Amelie’s favourite thing at the moment is The Highway Rat. She was already familiar with the excellent book but it’s fair to say that the brilliant TV adaptation at Christmas has piqued her interest.
As a result, it’s the first story she has at bedtime every night and she demands to watch the animation at least three times a day too. This is great for her literacy, but I’m starting to witness a darker side. I think she idolises the eponymous rodent.
Just in case you don’t know the story, it’s pretty self explanatory. An Adam Ant wannabe rat bullies other animals into handing over their food. He gets his comeuppance, of course, but only after getting rather rotund.
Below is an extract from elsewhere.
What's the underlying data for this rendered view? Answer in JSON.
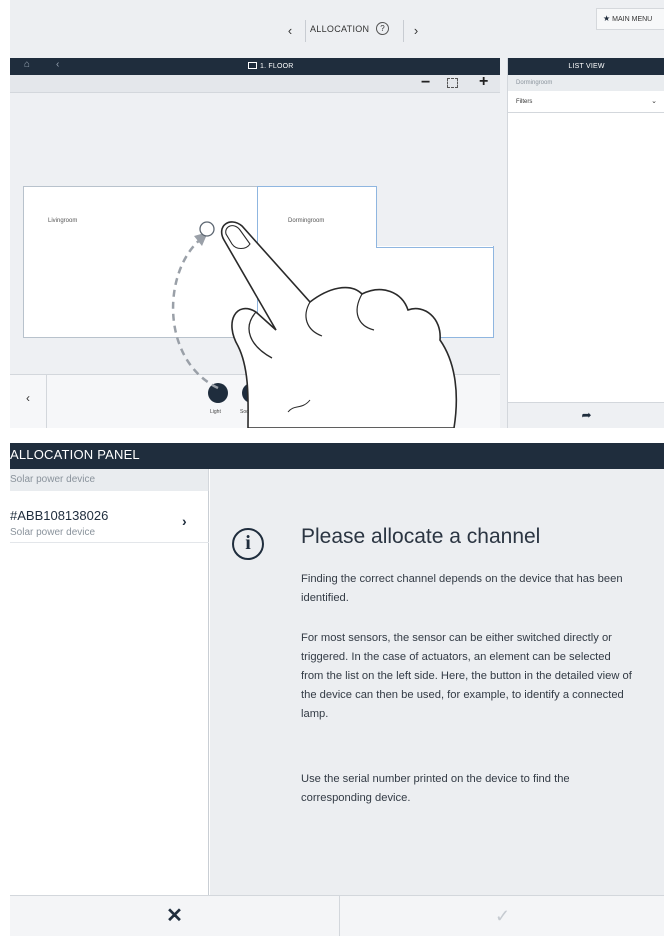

Amelie goes to sleep and wakes up quoting favourite lines so The Highway Rat’s antics are very much in her thoughts all the time. “The Highway Rat was a baddie. The Highway Rat was a beast” is her favourite.
Although, somewhat alarmingly, she says this with a tone that indicates admiration rather than disdain. Then only this morning, she rather disturbingly woke us with a shrill “I’m coming to take them… take them… take them!”
It’s not just quoting him though. Oh no. She’s starting to behave like him too. She wanders around the house with a swagger that suggests she thinks she owns the place. This is punctuated by stopping us to issue her demands. These are, of course, for any food we happen to have. And, yes, she has always been given her food beforehand.
Then there are the resultant battles at mealtimes. She used to quite happily eat most of the things she was given, but now it’s more of a lottery. Why? Because she wants the things the pilfering vermin does. Pastries, puddings, chocolate, cake. That kind of fare. Basically, anything that could give her diabetes.
I’m not levelling any blame with Julia Donaldson or Axel Scheffler here, you understand. Clearly, The Highway Rat is a tale that warns of the twin evils of bullying and gluttony. It also extols the virtues of healthy eating via the food that the other creatures choose. Amelie has just failed to grasp the subplot. Silly toddler!
So what am I going to do to counteract this behaviour? Well, logically, she needs to complete the journey that the greedy robber did. I’ll bypass putting her in a dark, echoing cave as that’s a bit harsh, but I’ve already got her sweeping the kitchen floor…